The GDPR aims to bring the data protection laws up to date with today’s modern communication technologies. It will give individuals more control, and allow them better transparency, to view, check and object to their data being processed.

Apart from the new ‘opt in’ consent process, the GDPR has given individuals new rights that businesses must comply with, to stay within the law:

The right to be informed

If you hold and process any data that contains personally identifiable information then you must make that individual aware that you hold their data, how you intend to do process it, and how long you intend to hold on to their information for in a much more transparent privacy policy.

The right to access

Once an individual has been informed of your intentions, they can contact you at any point, and request that you present all information you hold on them. You will have just one month to present this information to them, rather than the current 40 days.

The right to rectification

If any of the data you hold on the individual is considered incorrect or missing, the individual has a right to have this information rectified. You, as the Data Controller, are responsible for ensuring this happens. You must respond to their request within one month and ensure the changes are made within two months. The information must be updated not just on the main file, but on every copy.

The right to object

Individuals have new rights to object to their data being processed. They can submit their objection via email, letter and even via a direct message on active official business social media pages.

The right to erasure

If an individual objects to processing, this may result in a request to completely erase their data. The fifth principle of the data protection also states that any data that you no longer intend to process must be promptly and permanently erased to reduce the risk exposure in the event of a cyber attack. With today’s complex system of cloud storage and back up files, this process often involves much more than simply hitting the delete button.

The right to data portability

If an individual provides you with their data to process, that data must then be available to the individual by request in a format that is processable by another company or organisation. Much like transferring a bank account, any data held post GDPR, must be portable on request.

Cyber Security

The GDPR has a huge emphasis on cyber security. You must ensure that any data you hold is encrypted, or at the very least protected with current and effective Cyber Security Software. SCS Technology Solutions actively support and provide our customers with the tools they need to ensure their systems and data are as impenetrable as possible.

We recently sent out a Cyber Security Awareness campaign to all of our customers, with tools to educate their employees.

If you have a data breach post GDPR, and the Information Commissioners Office’s (ICO) fines have increased from a maximum fine of £500,000 to penalties that will reach an upper limit of €20 million or 4% of your annual global turnover – whichever is higher.

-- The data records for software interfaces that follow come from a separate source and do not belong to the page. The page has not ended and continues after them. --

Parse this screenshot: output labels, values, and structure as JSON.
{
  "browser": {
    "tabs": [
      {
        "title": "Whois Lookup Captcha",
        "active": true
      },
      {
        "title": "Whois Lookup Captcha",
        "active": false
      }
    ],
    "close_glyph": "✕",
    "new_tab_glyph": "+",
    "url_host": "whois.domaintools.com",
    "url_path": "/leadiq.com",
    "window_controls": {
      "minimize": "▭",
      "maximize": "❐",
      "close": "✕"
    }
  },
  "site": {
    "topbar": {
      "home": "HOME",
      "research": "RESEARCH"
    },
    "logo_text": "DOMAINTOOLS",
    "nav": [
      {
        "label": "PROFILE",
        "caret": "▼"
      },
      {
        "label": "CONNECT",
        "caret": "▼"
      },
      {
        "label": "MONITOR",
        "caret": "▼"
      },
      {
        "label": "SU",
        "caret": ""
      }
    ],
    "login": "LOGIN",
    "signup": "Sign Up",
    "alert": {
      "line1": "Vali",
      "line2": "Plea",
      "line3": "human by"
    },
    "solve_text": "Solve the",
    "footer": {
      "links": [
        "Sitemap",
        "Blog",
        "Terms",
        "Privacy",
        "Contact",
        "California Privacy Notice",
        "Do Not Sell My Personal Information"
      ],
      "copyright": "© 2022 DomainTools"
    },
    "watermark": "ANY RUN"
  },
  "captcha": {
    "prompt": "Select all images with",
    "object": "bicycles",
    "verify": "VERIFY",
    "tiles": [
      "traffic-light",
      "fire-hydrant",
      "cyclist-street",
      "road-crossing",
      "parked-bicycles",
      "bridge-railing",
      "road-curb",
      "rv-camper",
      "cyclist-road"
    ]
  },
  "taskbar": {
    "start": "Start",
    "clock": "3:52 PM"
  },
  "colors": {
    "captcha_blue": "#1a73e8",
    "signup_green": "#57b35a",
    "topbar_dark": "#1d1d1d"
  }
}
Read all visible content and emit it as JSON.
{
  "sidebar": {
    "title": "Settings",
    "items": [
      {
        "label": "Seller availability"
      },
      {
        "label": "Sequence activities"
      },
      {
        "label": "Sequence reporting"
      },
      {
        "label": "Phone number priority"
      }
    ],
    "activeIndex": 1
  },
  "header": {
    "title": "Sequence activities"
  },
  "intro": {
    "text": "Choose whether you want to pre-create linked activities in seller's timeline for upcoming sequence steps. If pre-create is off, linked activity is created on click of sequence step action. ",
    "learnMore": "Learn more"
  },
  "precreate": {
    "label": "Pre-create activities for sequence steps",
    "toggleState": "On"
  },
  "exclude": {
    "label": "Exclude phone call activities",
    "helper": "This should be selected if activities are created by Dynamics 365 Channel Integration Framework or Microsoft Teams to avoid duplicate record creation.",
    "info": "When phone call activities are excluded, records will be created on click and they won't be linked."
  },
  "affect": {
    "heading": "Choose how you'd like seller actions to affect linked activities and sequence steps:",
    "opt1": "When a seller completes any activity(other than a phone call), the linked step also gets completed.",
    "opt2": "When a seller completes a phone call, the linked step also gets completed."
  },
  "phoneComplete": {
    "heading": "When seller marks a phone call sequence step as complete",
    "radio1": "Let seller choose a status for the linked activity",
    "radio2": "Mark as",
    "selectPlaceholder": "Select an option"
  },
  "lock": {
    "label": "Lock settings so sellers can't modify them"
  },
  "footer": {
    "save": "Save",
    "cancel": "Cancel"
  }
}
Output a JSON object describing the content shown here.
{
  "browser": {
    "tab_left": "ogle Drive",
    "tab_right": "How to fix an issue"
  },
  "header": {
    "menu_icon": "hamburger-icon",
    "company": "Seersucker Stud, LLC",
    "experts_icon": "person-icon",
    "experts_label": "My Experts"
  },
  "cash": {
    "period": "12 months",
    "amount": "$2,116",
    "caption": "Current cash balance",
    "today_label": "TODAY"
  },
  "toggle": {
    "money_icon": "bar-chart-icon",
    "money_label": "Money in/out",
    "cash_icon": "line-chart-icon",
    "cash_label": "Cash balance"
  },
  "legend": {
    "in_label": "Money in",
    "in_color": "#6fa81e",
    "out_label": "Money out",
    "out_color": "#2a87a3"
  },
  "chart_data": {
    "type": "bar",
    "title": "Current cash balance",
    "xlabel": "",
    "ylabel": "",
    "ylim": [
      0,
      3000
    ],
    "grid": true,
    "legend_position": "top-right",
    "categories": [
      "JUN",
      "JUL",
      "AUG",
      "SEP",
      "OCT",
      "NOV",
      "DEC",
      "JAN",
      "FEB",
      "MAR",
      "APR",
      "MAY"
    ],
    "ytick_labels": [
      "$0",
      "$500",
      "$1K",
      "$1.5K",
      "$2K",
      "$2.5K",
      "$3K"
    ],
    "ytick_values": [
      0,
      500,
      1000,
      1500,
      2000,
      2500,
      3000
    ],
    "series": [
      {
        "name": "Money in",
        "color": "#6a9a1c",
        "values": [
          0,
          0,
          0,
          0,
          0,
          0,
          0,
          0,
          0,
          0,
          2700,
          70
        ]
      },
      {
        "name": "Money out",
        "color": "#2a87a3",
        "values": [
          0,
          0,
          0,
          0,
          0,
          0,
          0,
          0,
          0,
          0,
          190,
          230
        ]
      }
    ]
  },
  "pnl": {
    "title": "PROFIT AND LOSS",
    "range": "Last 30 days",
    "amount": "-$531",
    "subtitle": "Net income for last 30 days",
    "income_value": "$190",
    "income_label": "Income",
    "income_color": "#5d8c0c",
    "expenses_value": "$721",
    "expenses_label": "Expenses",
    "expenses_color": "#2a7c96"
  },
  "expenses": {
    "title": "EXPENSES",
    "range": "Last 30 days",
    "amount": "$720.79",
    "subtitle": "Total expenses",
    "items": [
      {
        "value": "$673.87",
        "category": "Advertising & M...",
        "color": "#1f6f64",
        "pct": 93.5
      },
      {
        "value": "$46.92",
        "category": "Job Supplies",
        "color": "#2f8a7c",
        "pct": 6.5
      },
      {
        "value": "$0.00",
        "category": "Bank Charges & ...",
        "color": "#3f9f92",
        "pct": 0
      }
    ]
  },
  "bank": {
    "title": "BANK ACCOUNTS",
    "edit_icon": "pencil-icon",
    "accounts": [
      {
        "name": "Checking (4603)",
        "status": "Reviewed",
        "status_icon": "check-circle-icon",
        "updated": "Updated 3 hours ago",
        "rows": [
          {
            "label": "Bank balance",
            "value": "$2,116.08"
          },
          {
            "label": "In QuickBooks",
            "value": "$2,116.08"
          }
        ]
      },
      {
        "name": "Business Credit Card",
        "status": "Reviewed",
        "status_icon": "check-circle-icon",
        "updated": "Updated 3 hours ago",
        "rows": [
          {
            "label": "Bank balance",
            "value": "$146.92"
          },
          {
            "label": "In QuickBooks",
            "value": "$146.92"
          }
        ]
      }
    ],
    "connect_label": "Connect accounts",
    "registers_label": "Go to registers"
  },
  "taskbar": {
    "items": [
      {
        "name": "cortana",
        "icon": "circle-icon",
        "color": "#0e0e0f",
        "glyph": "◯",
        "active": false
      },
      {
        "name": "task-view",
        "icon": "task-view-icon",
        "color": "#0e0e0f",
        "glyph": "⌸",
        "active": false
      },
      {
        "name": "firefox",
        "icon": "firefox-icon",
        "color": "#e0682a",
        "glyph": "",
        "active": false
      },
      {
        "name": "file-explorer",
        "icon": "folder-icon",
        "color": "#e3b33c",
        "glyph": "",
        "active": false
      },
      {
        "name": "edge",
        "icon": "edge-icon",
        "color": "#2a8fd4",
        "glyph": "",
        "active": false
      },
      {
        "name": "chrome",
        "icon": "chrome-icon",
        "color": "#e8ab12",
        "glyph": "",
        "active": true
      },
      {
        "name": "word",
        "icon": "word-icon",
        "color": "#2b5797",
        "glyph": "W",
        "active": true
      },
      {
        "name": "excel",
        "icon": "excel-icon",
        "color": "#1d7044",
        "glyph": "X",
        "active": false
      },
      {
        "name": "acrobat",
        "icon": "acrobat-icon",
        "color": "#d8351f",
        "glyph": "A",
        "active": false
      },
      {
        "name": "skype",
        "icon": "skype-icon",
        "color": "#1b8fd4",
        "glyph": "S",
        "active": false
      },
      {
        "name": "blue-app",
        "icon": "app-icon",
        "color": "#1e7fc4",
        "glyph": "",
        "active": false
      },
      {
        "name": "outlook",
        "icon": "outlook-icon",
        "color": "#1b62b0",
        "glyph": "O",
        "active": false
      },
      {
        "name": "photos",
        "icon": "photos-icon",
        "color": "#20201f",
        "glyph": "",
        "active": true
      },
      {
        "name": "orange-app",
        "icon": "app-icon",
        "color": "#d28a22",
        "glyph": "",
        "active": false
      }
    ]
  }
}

This is to reflect the accountability they wish for businesses to take when it comes to protecting vulnerable data.

Do you know how to access, delete or alter backed up files? Are you confident your current service provider could help you to respond to these requests?

SCS Technology Solutions can provide you with the support you need, to ensure that you can face these new data protection laws confidently. Want to find out more about our services? Read more about the IT Solutions we offer businesses here… or call one of our friendly team today 0800 952 0652.